One thing that is necessary to develop in helping us re-frame our liabilities is an attitude of curiosity rather than absolutes. It is our dichotomous thinking that leads to judgement of circumstances and actions as good or bad, and by extension, our own suffering or the suffering that we cause others based on those judgments. Perhaps the fear that we feel is really our need to protect those whom we love. Perhaps the violence that is perpetrated on others is done from a need to control the chaos in that persons world by attacking a scapegoat because that person is unable (at this time) to face their own fears and how they may have contributed to them. When we stay curious, we start to see the nuance and uniqueness of the qualities that lie between our judgments of good and bad or right and wrong. In doing this, we can begin to understand how we have disconnected from our own duplicitous actions and thinking, and then apply that experience to others to see that they are no better or worse than us.
If we take our current political situation and all of the fear, violence, hypocrisy, and lack of civility that surrounds us, and we apply this sense of curiosity to our own feelings about it, we can ask ourselves what we truly value, and begin to look at how our own actions may or may not measure up to those values. We can then put that thought aside, and apply the same sense of curiosity to how those who differ in opinions or values from our own may be doing the same thing. But there is one more, crucial step here… we have to suspend our judgments of both ourselves and others while we do this, which is often a process that we need to revisit in smaller, more digestible pieces. When we practice this, we begin to see that the thoughts and feelings that drive both ends of the spectrum toward extremes are present in all of us, and conversely, we begin to realize that most of us are closer to the middle of the spectrum than we realize, and that we are responsible for how our perception can place otherwise moderate people on the extremes, and how we create this with the backlash that we put out into the world.

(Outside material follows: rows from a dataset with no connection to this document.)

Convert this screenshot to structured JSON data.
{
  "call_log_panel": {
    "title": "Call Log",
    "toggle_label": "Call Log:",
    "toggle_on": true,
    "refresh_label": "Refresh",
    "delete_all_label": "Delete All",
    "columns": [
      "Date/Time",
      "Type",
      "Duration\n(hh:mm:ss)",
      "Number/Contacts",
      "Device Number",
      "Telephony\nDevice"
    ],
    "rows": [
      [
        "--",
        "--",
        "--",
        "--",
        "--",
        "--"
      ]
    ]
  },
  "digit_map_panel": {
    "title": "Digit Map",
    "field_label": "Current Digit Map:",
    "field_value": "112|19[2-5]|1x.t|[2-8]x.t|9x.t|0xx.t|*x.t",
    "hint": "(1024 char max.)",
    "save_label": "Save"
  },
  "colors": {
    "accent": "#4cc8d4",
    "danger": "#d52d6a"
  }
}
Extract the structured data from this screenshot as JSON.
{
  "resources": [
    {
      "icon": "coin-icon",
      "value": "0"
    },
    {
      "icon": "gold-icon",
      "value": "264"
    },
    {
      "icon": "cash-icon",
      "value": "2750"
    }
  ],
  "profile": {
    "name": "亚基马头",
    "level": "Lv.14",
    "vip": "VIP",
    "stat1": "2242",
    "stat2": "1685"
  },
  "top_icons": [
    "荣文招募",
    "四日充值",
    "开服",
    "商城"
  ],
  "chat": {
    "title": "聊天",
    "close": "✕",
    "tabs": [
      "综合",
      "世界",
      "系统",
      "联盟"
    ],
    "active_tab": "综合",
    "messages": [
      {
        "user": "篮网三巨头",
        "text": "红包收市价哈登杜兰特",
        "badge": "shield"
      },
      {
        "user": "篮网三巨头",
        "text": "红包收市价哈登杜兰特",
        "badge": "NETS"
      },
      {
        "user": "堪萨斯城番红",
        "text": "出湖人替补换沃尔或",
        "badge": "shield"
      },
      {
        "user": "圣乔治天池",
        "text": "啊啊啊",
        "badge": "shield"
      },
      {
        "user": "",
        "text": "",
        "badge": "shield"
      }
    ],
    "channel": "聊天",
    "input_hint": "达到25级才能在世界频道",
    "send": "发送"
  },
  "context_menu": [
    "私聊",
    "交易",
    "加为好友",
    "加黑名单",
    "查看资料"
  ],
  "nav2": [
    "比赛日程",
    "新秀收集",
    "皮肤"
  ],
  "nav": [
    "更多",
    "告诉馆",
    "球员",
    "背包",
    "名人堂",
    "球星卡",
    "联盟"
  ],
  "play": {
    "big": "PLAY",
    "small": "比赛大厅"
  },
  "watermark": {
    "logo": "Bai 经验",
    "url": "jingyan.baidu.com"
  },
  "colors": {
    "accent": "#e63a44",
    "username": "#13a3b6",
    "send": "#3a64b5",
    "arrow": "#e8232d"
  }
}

Yesterday, I wrote a response to a quote that captured my attention. It said, “I imagine one of the reasons people cling to their hates so stubbornly is because they sense that once hate is gone, they will be forced to deal with pain” (attributed to James Baldwin). My response was: “From my own personal experience, I’d have to say that this leans toward some pretty intense truth for many people. However, some hate is buried beneath generations of pain and lies, and can be extremely difficult to uncover without understanding our history and how we have scapegoated entire groups of people for the sins of those in power.
I, for one, am grateful that the shadow has been exposed, because we now have a solid foundation from which to work that affects and/or resonates with today’s generation.
Change can be extremely painful… but nothing is more painful than what we have already survived.”
If we can buck up the courage not to fight that pain or even hate itself, but to love it (within ourselves) by questioning it and getting to know it, and giving it the attention it so desperately craves, we will be well on our way to re-framing our current circumstances into the vision of the future that we have been working toward for generations. By re-framing our perception of what is happening as an expression of the very feelings that we share by right of being human, we can transform our own fear into courage, our own prejudices and hypocrisies into understanding, and our own need for retribution into justice for everyone.